[Records contained in a dataset]
□ □ □ □

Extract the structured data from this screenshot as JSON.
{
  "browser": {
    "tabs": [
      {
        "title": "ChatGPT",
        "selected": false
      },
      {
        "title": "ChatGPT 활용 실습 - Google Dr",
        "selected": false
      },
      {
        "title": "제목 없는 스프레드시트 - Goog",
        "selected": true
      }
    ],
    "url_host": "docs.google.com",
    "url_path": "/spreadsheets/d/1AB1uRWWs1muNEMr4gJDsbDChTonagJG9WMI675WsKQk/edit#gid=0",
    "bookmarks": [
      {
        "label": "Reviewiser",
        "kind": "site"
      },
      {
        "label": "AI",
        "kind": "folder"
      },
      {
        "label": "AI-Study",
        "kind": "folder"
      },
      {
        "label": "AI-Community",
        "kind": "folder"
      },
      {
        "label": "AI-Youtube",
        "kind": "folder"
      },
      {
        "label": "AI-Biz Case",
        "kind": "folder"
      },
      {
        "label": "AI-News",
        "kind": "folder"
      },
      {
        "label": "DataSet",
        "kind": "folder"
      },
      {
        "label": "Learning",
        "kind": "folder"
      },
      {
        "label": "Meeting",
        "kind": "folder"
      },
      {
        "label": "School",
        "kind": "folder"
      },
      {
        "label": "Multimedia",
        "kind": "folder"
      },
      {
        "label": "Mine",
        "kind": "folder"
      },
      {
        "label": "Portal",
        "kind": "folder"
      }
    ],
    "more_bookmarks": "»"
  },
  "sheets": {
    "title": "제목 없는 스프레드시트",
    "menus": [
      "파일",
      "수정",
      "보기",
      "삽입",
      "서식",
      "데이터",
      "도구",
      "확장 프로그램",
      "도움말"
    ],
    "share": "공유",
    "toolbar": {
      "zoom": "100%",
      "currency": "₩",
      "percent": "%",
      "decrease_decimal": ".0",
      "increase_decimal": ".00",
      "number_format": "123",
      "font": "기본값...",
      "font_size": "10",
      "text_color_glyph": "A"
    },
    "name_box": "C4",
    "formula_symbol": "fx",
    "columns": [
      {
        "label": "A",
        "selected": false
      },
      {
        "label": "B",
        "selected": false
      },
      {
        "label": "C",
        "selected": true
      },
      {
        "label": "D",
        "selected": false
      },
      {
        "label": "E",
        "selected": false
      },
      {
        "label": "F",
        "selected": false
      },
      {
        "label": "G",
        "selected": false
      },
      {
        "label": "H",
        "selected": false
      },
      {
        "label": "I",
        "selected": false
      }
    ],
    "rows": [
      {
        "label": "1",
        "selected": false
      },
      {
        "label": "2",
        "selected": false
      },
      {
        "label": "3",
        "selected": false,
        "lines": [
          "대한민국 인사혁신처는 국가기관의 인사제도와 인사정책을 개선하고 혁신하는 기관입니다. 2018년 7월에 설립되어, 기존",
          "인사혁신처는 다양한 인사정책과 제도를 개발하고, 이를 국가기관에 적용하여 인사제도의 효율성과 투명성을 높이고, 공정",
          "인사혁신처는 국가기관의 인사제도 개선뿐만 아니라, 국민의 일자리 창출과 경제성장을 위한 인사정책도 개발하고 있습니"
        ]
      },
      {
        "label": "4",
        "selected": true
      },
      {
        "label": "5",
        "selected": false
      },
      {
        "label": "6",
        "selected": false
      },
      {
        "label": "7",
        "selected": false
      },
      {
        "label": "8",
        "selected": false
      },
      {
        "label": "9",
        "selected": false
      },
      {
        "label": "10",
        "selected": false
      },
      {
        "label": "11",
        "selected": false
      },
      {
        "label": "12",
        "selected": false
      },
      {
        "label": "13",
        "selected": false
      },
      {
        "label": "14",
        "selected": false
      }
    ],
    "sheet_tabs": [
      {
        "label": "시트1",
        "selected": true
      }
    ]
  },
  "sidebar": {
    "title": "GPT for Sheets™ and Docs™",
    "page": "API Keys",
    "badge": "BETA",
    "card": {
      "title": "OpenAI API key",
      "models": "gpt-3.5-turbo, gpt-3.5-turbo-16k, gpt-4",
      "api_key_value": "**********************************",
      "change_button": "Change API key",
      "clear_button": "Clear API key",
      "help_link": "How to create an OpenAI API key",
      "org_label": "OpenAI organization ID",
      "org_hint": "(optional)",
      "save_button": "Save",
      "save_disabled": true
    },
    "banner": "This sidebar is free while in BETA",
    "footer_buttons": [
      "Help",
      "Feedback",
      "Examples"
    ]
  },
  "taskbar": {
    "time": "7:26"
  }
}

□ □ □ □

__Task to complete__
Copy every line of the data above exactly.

__Solution for this task__
Extract the structured data from this screenshot as JSON.
{
  "browser": {
    "tabs": [
      {
        "title": "ChatGPT",
        "selected": false
      },
      {
        "title": "ChatGPT 활용 실습 - Google Dr",
        "selected": false
      },
      {
        "title": "제목 없는 스프레드시트 - Goog",
        "selected": true
      }
    ],
    "url_host": "docs.google.com",
    "url_path": "/spreadsheets/d/1AB1uRWWs1muNEMr4gJDsbDChTonagJG9WMI675WsKQk/edit#gid=0",
    "bookmarks": [
      {
        "label": "Reviewiser",
        "kind": "site"
      },
      {
        "label": "AI",
        "kind": "folder"
      },
      {
        "label": "AI-Study",
        "kind": "folder"
      },
      {
        "label": "AI-Community",
        "kind": "folder"
      },
      {
        "label": "AI-Youtube",
        "kind": "folder"
      },
      {
        "label": "AI-Biz Case",
        "kind": "folder"
      },
      {
        "label": "AI-News",
        "kind": "folder"
      },
      {
        "label": "DataSet",
        "kind": "folder"
      },
      {
        "label": "Learning",
        "kind": "folder"
      },
      {
        "label": "Meeting",
        "kind": "folder"
      },
      {
        "label": "School",
        "kind": "folder"
      },
      {
        "label": "Multimedia",
        "kind": "folder"
      },
      {
        "label": "Mine",
        "kind": "folder"
      },
      {
        "label": "Portal",
        "kind": "folder"
      }
    ],
    "more_bookmarks": "»"
  },
  "sheets": {
    "title": "제목 없는 스프레드시트",
    "menus": [
      "파일",
      "수정",
      "보기",
      "삽입",
      "서식",
      "데이터",
      "도구",
      "확장 프로그램",
      "도움말"
    ],
    "share": "공유",
    "toolbar": {
      "zoom": "100%",
      "currency": "₩",
      "percent": "%",
      "decrease_decimal": ".0",
      "increase_decimal": ".00",
      "number_format": "123",
      "font": "기본값...",
      "font_size": "10",
      "text_color_glyph": "A"
    },
    "name_box": "C4",
    "formula_symbol": "fx",
    "columns": [
      {
        "label": "A",
        "selected": false
      },
      {
        "label": "B",
        "selected": false
      },
      {
        "label": "C",
        "selected": true
      },
      {
        "label": "D",
        "selected": false
      },
      {
        "label": "E",
        "selected": false
      },
      {
        "label": "F",
        "selected": false
      },
      {
        "label": "G",
        "selected": false
      },
      {
        "label": "H",
        "selected": false
      },
      {
        "label": "I",
        "selected": false
      }
    ],
    "rows": [
      {
        "label": "1",
        "selected": false
      },
      {
        "label": "2",
        "selected": false
      },
      {
        "label": "3",
        "selected": false,
        "lines": [
          "대한민국 인사혁신처는 국가기관의 인사제도와 인사정책을 개선하고 혁신하는 기관입니다. 2018년 7월에 설립되어, 기존",
          "인사혁신처는 다양한 인사정책과 제도를 개발하고, 이를 국가기관에 적용하여 인사제도의 효율성과 투명성을 높이고, 공정",
          "인사혁신처는 국가기관의 인사제도 개선뿐만 아니라, 국민의 일자리 창출과 경제성장을 위한 인사정책도 개발하고 있습니"
        ]
      },
      {
        "label": "4",
        "selected": true
      },
      {
        "label": "5",
        "selected": false
      },
      {
        "label": "6",
        "selected": false
      },
      {
        "label": "7",
        "selected": false
      },
      {
        "label": "8",
        "selected": false
      },
      {
        "label": "9",
        "selected": false
      },
      {
        "label": "10",
        "selected": false
      },
      {
        "label": "11",
        "selected": false
      },
      {
        "label": "12",
        "selected": false
      },
      {
        "label": "13",
        "selected": false
      },
      {
        "label": "14",
        "selected": false
      }
    ],
    "sheet_tabs": [
      {
        "label": "시트1",
        "selected": true
      }
    ]
  },
  "sidebar": {
    "title": "GPT for Sheets™ and Docs™",
    "page": "API Keys",
    "badge": "BETA",
    "card": {
      "title": "OpenAI API key",
      "models": "gpt-3.5-turbo, gpt-3.5-turbo-16k, gpt-4",
      "api_key_value": "**********************************",
      "change_button": "Change API key",
      "clear_button": "Clear API key",
      "help_link": "How to create an OpenAI API key",
      "org_label": "OpenAI organization ID",
      "org_hint": "(optional)",
      "save_button": "Save",
      "save_disabled": true
    },
    "banner": "This sidebar is free while in BETA",
    "footer_buttons": [
      "Help",
      "Feedback",
      "Examples"
    ]
  },
  "taskbar": {
    "time": "7:26"
  }
}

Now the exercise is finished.